That’s the bad stuff out of the way. The Giulia is a distinctive car, particularly from the front, whose huge grille and large headlamps hypnotise you like a cobra about to strike. Inside, Alfa has finally managed to combine style and robustness, and there’s enough cabin and boot space to keep most drivers and passengers happy. And what’s this? A perfect driving position (on left-hand-drive cars at least). That’s a first for a modern Alfa Romeo.
The Italian company has bet the family silver on a new, rear-wheel-drive platform that can be scaled to underpin everything from a family hatchback (a Giulietta replacement) to a big, 5-series-rivalling saloon and a family of SUVs. It really is as good as they come.
Those who like driving as if auditioning to be the Stig will find that the new platform makes for a car that appears to offer sporty handling and a comfortable ride. We say “appears”, because the proof of the pudding will come when we can test the car in Britain. On first acquaintance it feels as though it delivers the best of both worlds, with a remarkably pliant feel and balanced handling through bends that is complemented by Alfa’s trademark fast-acting steering.
Most British Giulias will be powered by a new 2.1-litre turbodiesel engine, made from aluminium. We tried the 178bhp version (there will be a 148bhp version too) and it performed well throughout the rev range, but there was too much noise under hard acceleration. It promises 67mpg and emissions of 109g/km.
Alfisti who shake their heads in despair at the thought of diesel power can opt for a 197bhp 2-litre turbo petrol (47mpg and 138g/km), a wonderfully smooth engine that delivers brisk performance and has the faintest hint of an Alfa rasp at the top of the rev range. This has the potential to be tuned into something quite special.
Every Giulia sold in Britain will have an eight-speed automatic gearbox. A six-speed manual is available elsewhere, but Alfa UK says automatics are more popular here. It can be manually operated, though, by large aluminium paddles behind the steering wheel, and it’s generally smooth; the throttle and gearbox response can be tweaked with the help of Alfa’s DNA settings-adjustment system.
The red-blooded Giulia for full-throttle drivers is the Quadrifoglio. It’s essentially a Ferrari in drag, a four-door Fiorano special that will set the hills alive with the sound of music — the music being a wailing V6 engine, a popping exhaust and the shrill shriek of skidding tyres.
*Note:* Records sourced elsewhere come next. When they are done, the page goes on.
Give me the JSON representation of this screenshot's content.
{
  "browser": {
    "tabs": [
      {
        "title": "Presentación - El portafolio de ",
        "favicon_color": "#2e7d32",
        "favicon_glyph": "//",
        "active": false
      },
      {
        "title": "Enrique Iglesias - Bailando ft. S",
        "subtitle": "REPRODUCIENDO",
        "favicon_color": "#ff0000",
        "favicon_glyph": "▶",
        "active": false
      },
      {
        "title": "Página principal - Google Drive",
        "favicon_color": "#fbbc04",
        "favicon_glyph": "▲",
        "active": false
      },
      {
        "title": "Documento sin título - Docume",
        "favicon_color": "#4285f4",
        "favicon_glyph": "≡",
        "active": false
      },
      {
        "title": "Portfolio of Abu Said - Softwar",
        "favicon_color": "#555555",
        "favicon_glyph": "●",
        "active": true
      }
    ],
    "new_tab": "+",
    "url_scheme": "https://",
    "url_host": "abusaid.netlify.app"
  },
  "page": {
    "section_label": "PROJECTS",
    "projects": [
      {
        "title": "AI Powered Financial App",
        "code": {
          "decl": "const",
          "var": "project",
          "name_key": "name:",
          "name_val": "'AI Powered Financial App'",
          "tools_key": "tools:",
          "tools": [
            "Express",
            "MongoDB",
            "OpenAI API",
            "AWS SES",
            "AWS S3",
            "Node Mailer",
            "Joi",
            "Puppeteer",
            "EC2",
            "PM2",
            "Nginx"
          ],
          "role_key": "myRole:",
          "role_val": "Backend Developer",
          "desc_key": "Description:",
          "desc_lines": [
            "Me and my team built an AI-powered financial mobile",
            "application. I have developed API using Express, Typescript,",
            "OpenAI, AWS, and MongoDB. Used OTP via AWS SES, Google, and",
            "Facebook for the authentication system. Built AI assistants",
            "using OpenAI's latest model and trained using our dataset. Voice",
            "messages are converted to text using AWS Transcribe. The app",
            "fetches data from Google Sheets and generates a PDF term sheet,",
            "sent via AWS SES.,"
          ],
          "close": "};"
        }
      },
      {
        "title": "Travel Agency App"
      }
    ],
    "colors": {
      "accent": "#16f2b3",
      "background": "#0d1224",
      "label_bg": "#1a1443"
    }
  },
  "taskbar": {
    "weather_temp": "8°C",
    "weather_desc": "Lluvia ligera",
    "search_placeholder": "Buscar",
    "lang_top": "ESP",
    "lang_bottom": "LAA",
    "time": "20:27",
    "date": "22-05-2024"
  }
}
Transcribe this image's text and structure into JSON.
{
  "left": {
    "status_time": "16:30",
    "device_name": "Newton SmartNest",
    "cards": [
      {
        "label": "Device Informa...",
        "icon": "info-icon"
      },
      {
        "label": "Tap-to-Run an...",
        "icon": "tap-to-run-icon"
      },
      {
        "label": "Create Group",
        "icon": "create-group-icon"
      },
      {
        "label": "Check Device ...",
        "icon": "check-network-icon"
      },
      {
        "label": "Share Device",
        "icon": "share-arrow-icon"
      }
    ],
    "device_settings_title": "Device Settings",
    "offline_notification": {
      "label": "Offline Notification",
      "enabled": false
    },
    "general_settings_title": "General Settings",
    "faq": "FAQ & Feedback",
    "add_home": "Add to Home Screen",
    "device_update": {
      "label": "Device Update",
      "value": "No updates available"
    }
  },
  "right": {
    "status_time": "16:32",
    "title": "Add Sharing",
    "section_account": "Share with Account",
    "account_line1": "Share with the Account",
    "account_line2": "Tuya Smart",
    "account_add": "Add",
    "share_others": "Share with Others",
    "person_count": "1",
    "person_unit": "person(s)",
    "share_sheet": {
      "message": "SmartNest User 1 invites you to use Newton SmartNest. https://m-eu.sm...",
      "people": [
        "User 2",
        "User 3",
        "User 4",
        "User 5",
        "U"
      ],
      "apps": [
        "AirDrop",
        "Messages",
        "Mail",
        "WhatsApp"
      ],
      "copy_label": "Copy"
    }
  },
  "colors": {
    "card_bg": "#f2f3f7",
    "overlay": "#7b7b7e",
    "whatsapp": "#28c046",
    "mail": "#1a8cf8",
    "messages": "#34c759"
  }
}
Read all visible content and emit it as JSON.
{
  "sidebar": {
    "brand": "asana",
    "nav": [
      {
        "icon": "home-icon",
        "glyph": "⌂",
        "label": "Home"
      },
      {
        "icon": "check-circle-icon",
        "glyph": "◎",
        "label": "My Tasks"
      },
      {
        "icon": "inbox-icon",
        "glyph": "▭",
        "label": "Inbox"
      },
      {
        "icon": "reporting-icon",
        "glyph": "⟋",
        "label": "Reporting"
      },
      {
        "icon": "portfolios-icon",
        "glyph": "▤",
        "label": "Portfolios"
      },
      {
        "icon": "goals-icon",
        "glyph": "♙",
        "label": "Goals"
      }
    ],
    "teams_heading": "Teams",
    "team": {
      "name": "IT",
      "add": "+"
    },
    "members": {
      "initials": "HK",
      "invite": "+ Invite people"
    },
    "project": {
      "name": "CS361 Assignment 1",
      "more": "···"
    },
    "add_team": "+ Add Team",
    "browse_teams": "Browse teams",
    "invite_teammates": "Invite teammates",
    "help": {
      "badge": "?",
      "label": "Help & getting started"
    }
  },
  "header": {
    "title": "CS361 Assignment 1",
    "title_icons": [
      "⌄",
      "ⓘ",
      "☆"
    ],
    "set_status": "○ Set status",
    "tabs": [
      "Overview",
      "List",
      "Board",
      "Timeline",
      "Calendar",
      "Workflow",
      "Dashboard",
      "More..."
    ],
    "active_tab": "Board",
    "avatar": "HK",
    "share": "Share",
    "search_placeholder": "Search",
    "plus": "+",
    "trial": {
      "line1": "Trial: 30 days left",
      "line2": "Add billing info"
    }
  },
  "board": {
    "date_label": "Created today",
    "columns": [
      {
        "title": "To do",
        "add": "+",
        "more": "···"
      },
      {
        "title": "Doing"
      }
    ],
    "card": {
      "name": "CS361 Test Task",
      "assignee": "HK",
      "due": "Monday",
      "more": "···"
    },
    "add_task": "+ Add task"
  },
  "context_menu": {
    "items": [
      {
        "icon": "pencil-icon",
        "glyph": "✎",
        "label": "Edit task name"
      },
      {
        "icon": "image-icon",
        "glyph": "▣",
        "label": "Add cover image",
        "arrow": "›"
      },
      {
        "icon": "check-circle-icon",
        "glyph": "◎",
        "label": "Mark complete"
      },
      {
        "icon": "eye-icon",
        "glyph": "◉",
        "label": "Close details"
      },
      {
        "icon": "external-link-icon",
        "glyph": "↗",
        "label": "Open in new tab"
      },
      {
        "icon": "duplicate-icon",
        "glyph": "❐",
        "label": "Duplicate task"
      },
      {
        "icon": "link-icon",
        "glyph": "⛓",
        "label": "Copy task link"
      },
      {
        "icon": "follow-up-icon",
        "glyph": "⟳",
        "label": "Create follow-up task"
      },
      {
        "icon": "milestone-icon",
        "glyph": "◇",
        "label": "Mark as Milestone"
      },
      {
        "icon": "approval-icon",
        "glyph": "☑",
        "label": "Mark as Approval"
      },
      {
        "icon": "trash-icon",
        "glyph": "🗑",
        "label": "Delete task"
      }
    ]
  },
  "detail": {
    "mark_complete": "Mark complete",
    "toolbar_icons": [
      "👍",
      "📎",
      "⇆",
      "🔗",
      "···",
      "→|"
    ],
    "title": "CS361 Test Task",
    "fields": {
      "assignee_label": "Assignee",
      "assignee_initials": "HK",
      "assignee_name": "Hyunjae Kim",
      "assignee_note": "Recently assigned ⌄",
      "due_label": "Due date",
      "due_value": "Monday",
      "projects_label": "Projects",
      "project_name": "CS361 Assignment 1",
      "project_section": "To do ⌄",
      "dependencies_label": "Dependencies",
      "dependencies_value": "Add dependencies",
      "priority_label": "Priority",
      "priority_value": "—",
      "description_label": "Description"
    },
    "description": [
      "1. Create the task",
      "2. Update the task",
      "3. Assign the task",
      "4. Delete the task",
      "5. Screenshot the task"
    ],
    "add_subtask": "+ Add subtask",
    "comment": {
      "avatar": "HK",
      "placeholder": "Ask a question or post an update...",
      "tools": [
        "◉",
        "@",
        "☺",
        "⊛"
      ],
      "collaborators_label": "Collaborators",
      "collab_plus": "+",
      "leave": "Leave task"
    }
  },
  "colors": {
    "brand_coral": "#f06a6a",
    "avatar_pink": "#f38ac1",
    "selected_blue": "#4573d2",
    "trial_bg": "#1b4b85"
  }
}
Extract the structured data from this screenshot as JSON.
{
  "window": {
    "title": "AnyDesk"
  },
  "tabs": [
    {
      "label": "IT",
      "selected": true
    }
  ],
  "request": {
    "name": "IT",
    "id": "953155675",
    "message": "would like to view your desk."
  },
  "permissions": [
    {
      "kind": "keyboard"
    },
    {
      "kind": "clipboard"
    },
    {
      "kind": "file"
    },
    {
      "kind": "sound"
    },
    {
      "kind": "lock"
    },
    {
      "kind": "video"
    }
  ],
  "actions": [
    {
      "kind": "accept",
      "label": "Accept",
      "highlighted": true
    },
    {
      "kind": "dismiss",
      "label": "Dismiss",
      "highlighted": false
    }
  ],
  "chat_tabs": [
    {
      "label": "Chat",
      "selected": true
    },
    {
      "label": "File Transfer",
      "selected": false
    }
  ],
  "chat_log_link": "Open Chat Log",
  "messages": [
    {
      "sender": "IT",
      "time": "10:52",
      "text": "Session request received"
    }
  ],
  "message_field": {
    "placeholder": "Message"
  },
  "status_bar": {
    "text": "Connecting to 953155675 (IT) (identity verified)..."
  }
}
With a 2.9-litre V6 bi-turbo engine pumping out 503bhp, it is breathtakingly fast (0-62mph in 3.9 seconds), and its superior chassis feels as though it can harness all that power to the driver’s advantage. To judge by our brief fling, it should be able to show a BMW M3 a clean pair of heels on a racetrack.
“The Quadrifoglio sounds fabulous, the engine feels big-chested and the handling is surprisingly progressive”
The Quadrifoglio’s carbon-fibre bonnet and roof, active carbon front spoiler, carbon-ceramic brakes and torque vectoring differential, plus the Race setting in the DNA driving system, make it a pretty exotic machine. It sounds fabulous, the engine feels big-chested and the handling is surprisingly progressive, given how much power the rear wheels have to deal with.
It would be nice to think Alfa could find the time to slot a less powerful, less expensive V6 version into the Giulia range. Or perhaps a more potent version of the four-cylinder petrol with, say, 300bhp.
On the subject of affordability, the company hasn’t announced pricing yet. All it will say is that the car will be closely matched to the BMW 3-series. Matching it too closely, however, could be asking for trouble. The Giulia is memorably good to drive, but the questionable quality of the dealer network and gremlins we experienced suggest that Alfa needs to provide a financial incentive if it’s going to win drivers in this competitive market.